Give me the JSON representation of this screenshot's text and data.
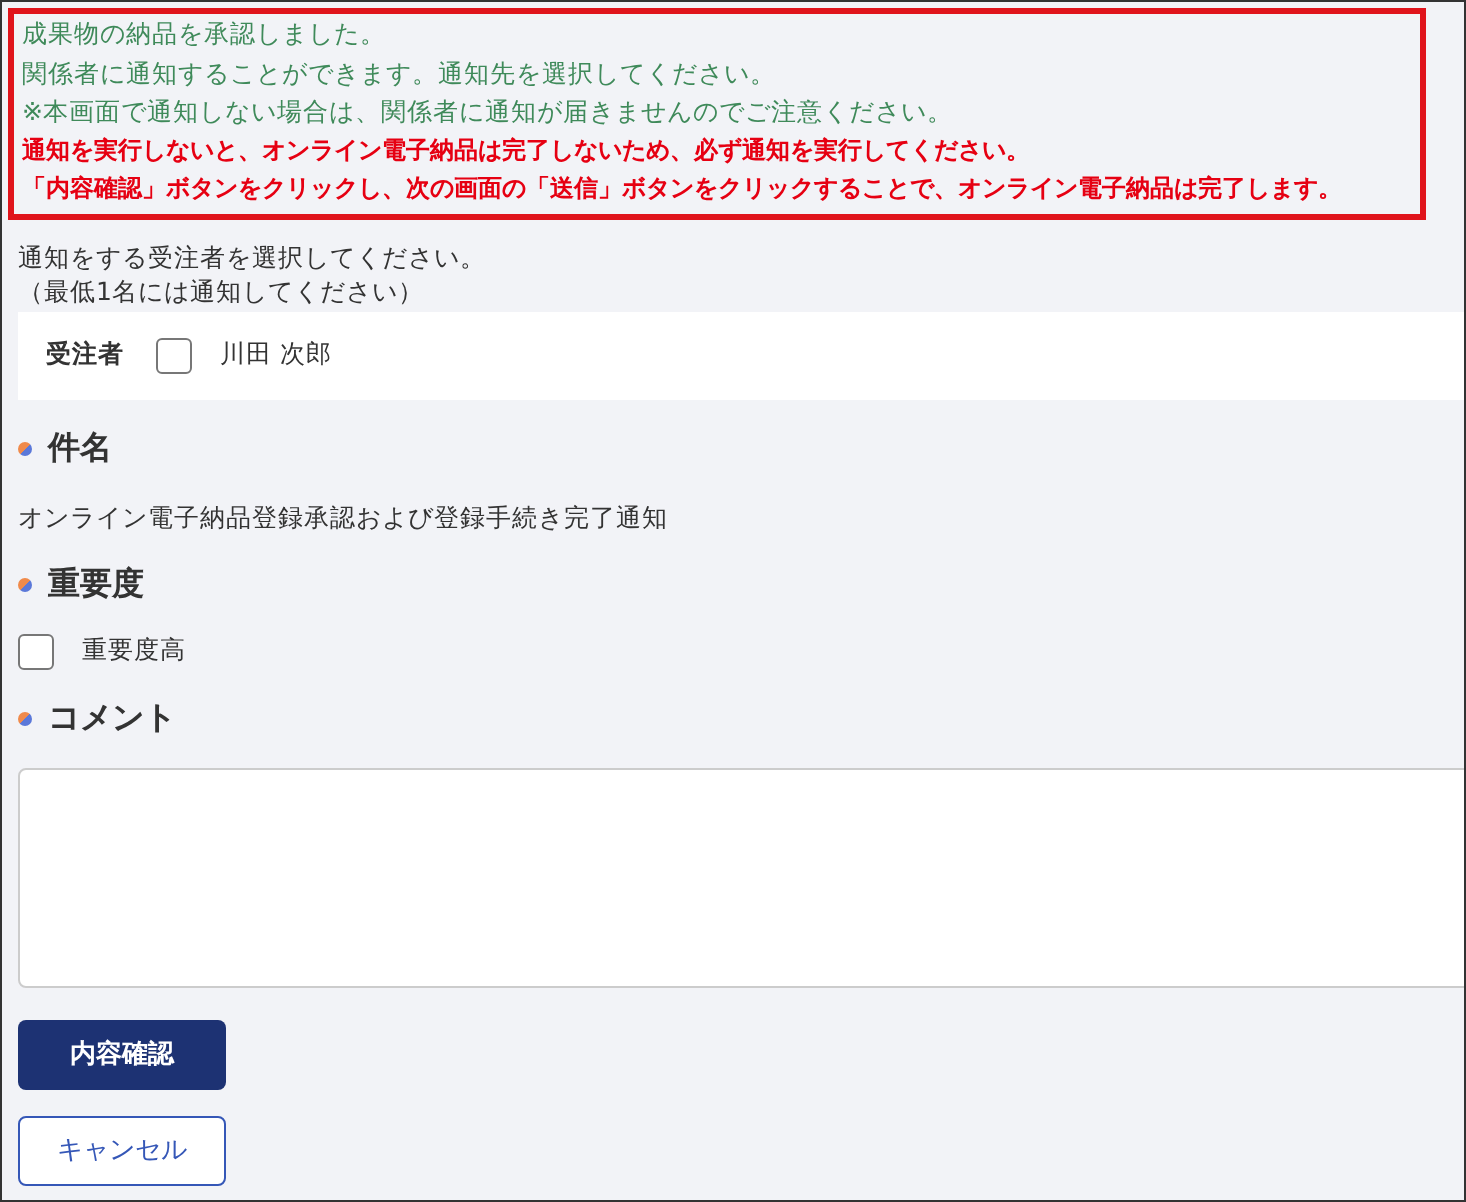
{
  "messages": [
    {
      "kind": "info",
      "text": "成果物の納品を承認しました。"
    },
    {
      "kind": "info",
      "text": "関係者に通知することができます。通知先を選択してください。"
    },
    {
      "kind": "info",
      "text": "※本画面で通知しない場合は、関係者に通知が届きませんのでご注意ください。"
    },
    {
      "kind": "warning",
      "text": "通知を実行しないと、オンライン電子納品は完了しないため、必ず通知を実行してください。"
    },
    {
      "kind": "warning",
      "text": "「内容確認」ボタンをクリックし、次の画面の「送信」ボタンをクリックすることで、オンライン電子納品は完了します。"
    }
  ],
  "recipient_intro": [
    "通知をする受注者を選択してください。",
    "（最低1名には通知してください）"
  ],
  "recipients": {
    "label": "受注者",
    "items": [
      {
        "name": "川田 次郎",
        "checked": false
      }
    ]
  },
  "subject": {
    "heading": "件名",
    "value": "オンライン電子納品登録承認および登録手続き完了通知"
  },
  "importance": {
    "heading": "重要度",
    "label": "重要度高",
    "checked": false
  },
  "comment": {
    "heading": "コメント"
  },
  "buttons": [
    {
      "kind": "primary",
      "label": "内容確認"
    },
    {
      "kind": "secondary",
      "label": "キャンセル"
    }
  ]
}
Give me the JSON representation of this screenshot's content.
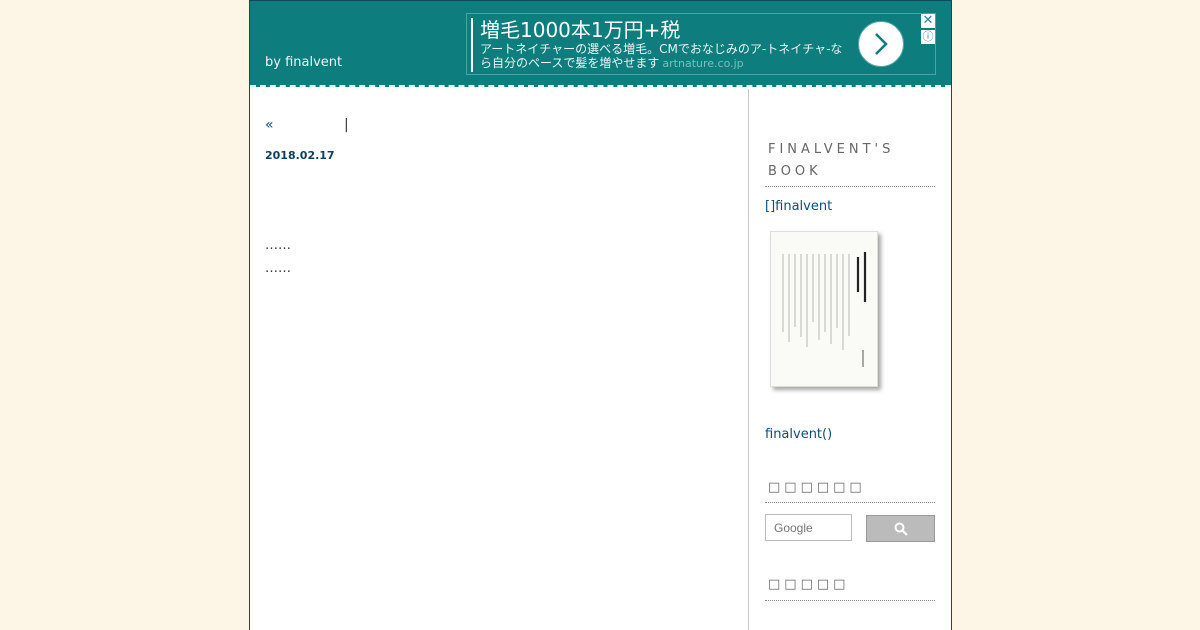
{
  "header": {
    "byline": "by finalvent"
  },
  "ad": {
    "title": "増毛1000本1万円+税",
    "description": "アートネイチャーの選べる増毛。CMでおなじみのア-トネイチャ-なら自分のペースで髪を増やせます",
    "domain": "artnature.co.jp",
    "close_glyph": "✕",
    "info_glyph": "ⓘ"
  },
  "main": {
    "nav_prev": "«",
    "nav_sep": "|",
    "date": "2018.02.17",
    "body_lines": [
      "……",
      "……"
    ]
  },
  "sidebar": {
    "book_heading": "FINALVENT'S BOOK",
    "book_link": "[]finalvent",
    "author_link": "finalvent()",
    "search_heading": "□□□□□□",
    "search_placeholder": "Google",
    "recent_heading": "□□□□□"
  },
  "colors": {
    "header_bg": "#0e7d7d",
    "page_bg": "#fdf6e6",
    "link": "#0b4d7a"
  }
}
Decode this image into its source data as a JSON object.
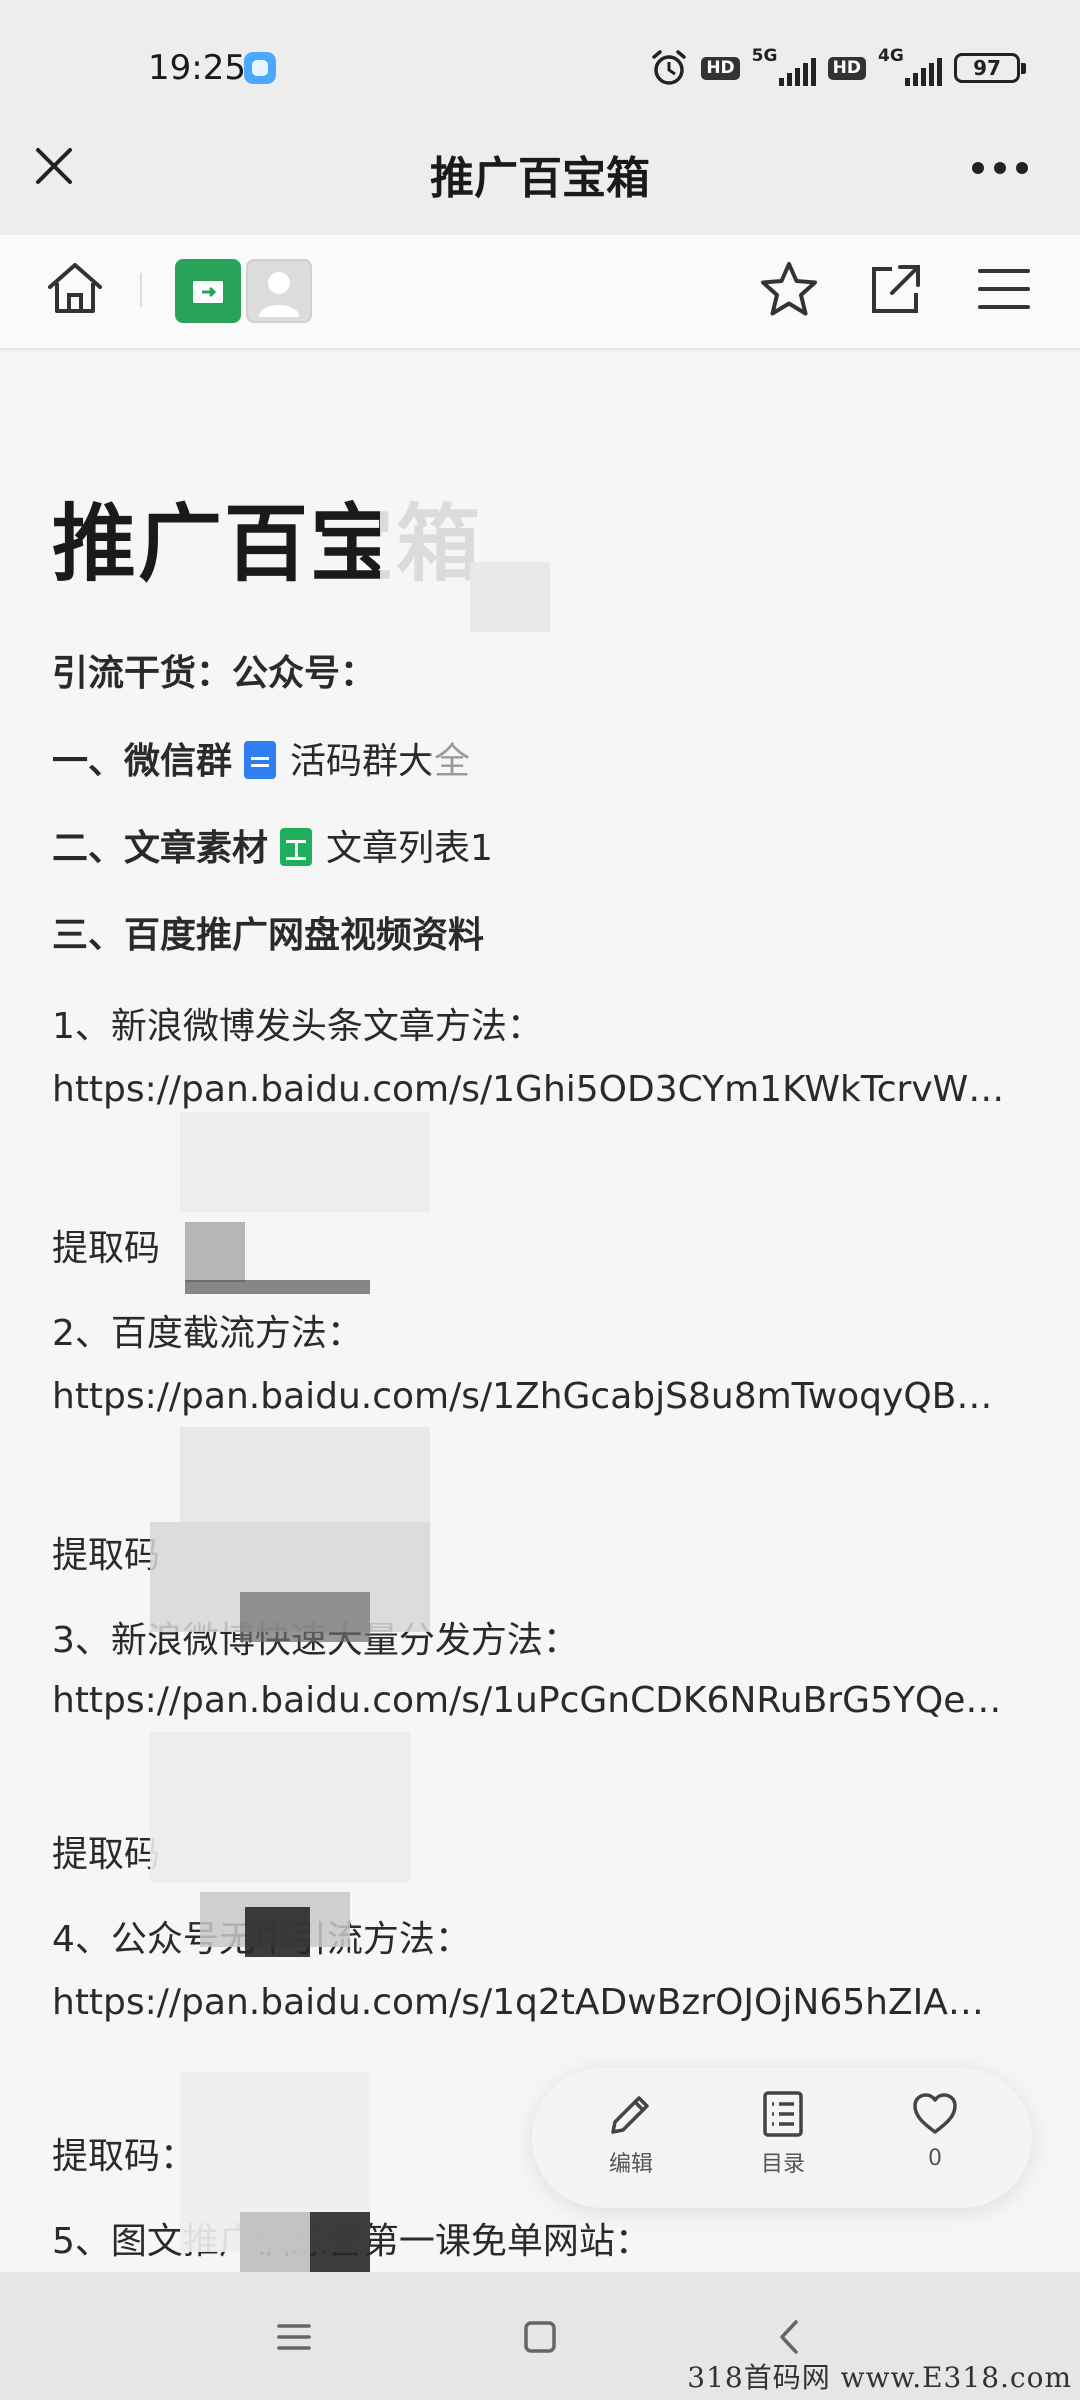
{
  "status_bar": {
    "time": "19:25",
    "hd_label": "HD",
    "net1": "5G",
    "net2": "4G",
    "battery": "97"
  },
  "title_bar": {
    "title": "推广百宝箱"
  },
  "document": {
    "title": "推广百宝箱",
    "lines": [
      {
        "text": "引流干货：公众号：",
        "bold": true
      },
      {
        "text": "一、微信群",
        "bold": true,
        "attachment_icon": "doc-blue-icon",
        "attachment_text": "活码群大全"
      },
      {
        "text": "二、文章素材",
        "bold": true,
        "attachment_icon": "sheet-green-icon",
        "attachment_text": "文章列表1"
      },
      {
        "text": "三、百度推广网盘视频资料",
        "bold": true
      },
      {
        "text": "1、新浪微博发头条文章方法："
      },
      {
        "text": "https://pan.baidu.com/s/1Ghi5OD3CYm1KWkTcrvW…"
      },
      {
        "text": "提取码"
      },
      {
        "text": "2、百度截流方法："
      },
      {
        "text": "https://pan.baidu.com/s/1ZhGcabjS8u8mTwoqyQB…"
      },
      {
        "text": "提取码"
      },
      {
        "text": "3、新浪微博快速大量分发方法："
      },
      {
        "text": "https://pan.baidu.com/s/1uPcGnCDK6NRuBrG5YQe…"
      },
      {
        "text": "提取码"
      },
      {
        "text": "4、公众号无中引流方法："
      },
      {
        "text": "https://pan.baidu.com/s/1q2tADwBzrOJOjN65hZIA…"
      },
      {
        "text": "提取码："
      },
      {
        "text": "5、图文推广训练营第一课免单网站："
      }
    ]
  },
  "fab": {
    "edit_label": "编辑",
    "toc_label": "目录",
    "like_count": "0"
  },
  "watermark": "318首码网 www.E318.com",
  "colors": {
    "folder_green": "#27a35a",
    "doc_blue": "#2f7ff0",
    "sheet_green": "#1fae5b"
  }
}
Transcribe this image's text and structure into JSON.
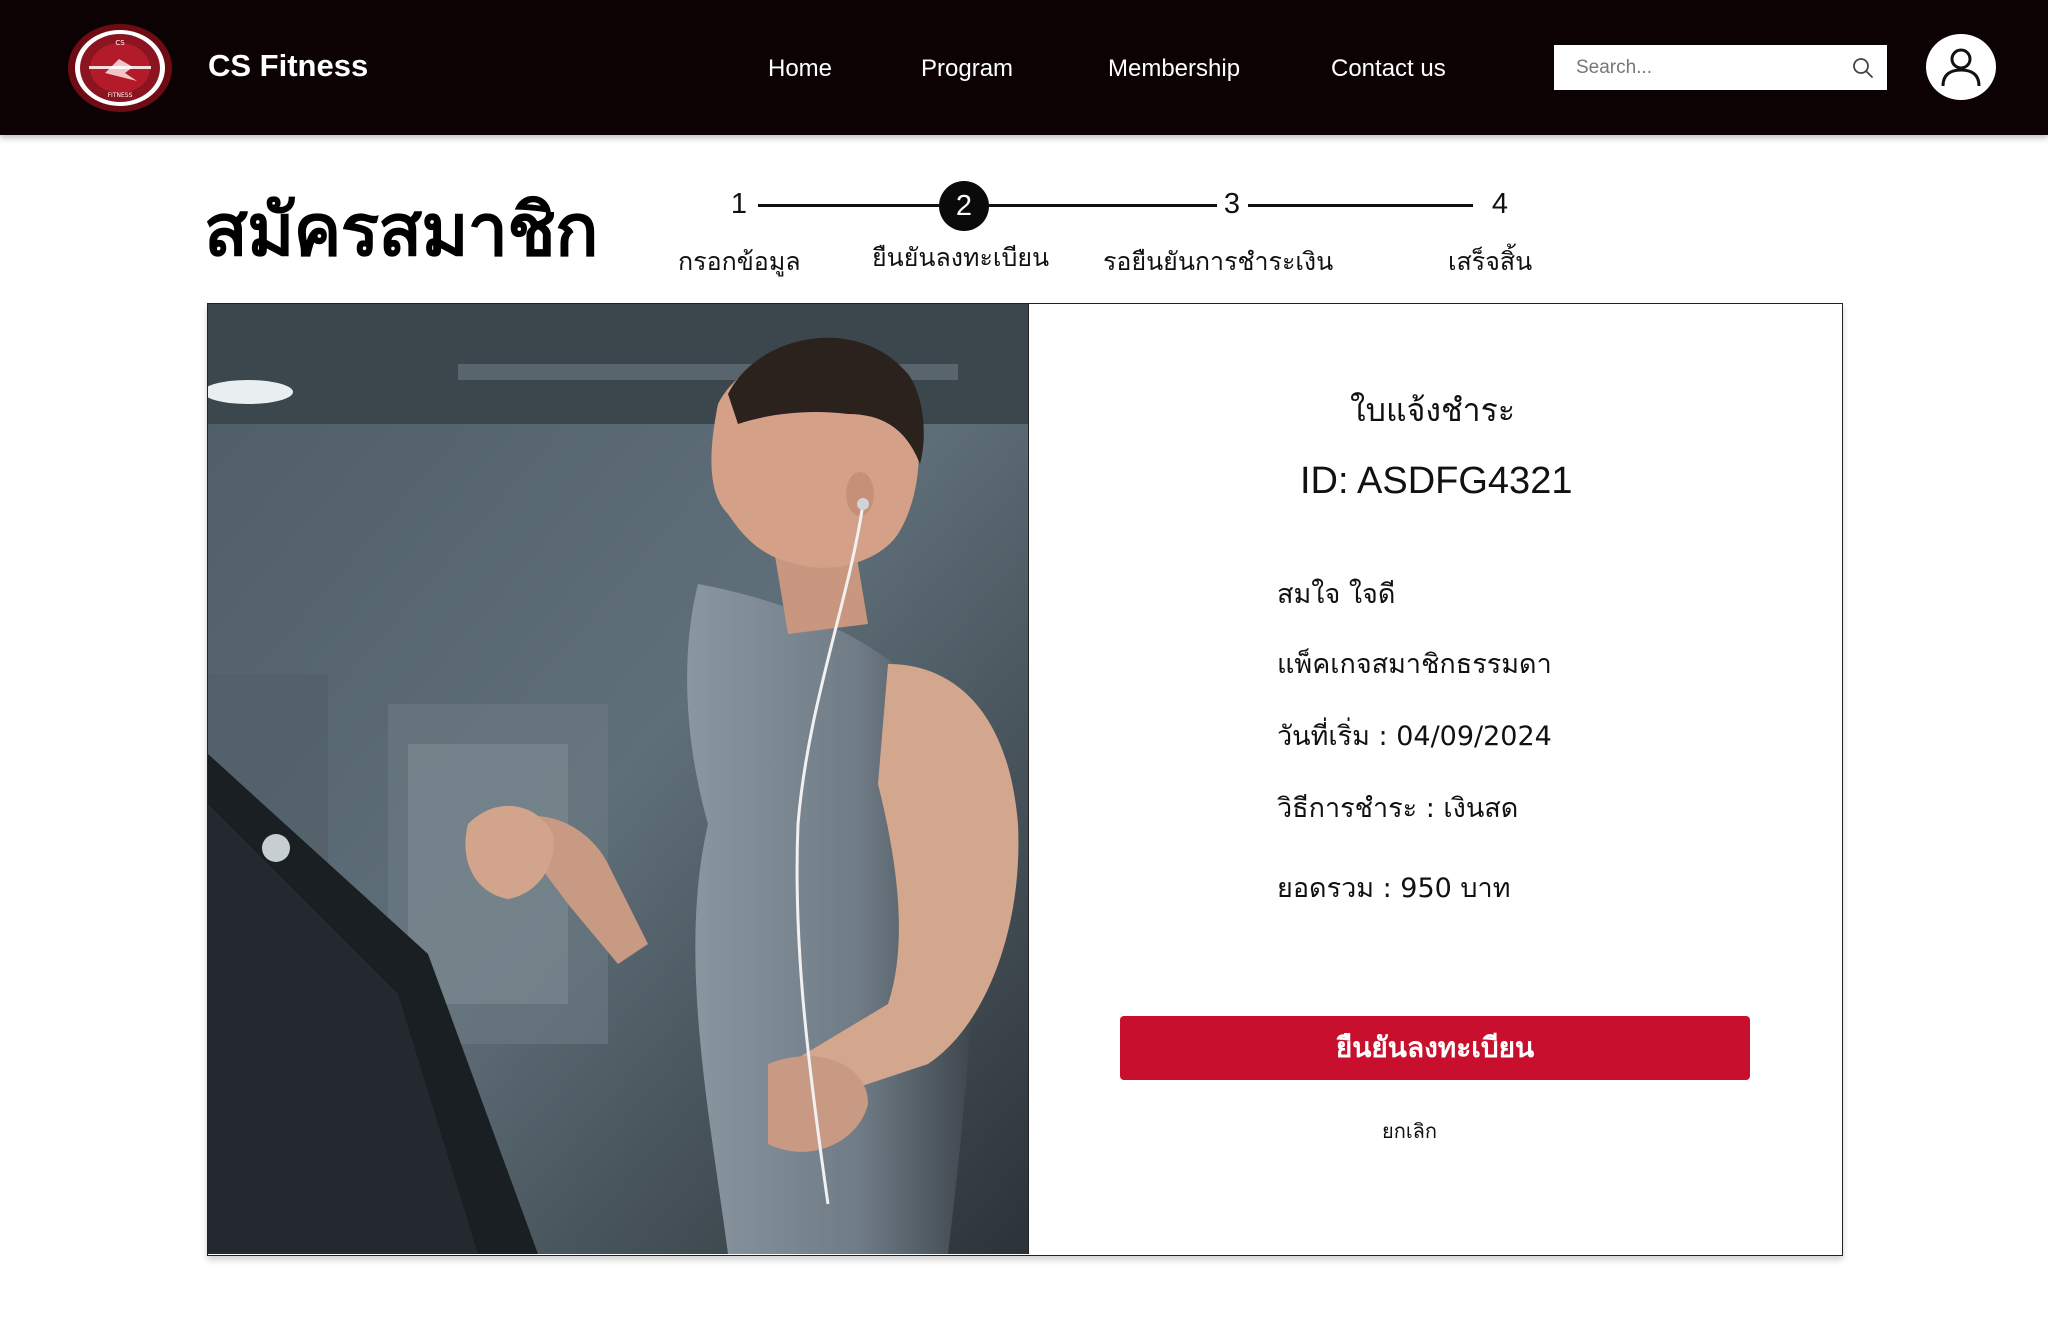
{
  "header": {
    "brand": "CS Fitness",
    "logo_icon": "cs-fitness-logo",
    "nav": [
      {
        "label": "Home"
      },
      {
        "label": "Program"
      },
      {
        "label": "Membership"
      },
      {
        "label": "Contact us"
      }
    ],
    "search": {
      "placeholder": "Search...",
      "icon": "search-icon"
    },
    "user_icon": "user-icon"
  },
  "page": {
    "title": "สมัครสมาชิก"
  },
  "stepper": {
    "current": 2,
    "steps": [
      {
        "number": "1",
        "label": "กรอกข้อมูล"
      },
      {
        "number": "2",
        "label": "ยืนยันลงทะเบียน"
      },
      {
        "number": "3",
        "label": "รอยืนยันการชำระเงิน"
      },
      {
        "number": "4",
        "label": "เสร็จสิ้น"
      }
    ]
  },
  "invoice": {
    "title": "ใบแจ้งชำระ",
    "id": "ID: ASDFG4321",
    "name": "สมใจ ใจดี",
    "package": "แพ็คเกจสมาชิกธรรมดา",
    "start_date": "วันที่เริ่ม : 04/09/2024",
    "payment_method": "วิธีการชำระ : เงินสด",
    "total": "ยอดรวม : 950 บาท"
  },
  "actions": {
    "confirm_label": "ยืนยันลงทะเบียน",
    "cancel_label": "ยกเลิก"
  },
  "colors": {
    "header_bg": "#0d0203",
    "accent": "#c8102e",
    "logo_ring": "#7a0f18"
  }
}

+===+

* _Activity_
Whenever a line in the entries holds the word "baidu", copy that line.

* _Answer section_
        "text": "https://pan.baidu.com/s/1Ghi5OD3CYm1KWkTcrvW…"
        "text": "https://pan.baidu.com/s/1ZhGcabjS8u8mTwoqyQB…"
        "text": "https://pan.baidu.com/s/1uPcGnCDK6NRuBrG5YQe…"
        "text": "https://pan.baidu.com/s/1q2tADwBzrOJOjN65hZIA…"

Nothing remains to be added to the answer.